The red planet Mars will appear brighter early today as it passes closer to Earth than it has in more than two years, the Taipei Astronomical Museum said.
Skywatchers can easily identify Mars by looking into the eastern sky, museum researcher Lee Chin said.
“Mars will look about 10 times brighter than usual,” Lee said, adding that the planet will be at its brightest at 5:03am today.
Even if astronomy buffs miss the chance today, Mars will remain brightly visible over the next two months or so because it moves relatively slowly around the sun, he said.
The planet’s apparent magnitude could go from 2 to minus-1.6, becoming as bright as Sirius, the museum said.
Apparent magnitude measures the brightness of a celestial body as seen by an observer on Earth and falls in value the brighter an object is.

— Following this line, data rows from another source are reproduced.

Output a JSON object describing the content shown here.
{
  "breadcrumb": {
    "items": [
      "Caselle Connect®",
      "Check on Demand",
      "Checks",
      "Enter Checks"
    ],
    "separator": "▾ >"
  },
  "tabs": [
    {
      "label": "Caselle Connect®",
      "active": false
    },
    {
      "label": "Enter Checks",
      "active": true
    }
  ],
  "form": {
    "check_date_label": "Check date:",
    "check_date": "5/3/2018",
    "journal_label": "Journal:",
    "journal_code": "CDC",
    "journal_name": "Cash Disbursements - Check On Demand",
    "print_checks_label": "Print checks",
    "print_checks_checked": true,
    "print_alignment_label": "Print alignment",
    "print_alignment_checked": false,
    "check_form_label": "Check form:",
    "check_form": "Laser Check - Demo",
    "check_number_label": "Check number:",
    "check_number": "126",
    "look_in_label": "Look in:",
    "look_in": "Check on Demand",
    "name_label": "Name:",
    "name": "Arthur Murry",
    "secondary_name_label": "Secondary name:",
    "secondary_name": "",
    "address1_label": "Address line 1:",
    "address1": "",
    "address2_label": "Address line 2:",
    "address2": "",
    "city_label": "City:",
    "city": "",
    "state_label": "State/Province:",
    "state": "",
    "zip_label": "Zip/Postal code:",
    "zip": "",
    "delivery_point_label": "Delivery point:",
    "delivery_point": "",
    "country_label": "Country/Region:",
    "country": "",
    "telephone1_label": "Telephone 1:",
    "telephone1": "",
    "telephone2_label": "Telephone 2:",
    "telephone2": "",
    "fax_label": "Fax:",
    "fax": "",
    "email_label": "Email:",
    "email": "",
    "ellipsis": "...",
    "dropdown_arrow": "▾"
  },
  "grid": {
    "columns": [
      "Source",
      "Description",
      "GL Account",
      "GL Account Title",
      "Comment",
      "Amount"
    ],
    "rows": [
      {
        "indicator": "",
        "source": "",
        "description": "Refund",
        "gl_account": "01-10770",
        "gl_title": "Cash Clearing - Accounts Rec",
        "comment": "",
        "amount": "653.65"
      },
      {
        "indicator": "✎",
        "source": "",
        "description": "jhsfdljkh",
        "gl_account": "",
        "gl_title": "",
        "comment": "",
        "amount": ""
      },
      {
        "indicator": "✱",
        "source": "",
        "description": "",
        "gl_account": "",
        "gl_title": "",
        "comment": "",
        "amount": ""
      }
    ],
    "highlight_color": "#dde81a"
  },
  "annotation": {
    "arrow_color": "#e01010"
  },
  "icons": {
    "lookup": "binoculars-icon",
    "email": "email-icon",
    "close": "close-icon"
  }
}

The opposition of Mars — when the Earth passes between the sun and Mars and all three are arranged in a nearly straight line — occurs about every 26 months and marks the two planets’ closest proximity to each other.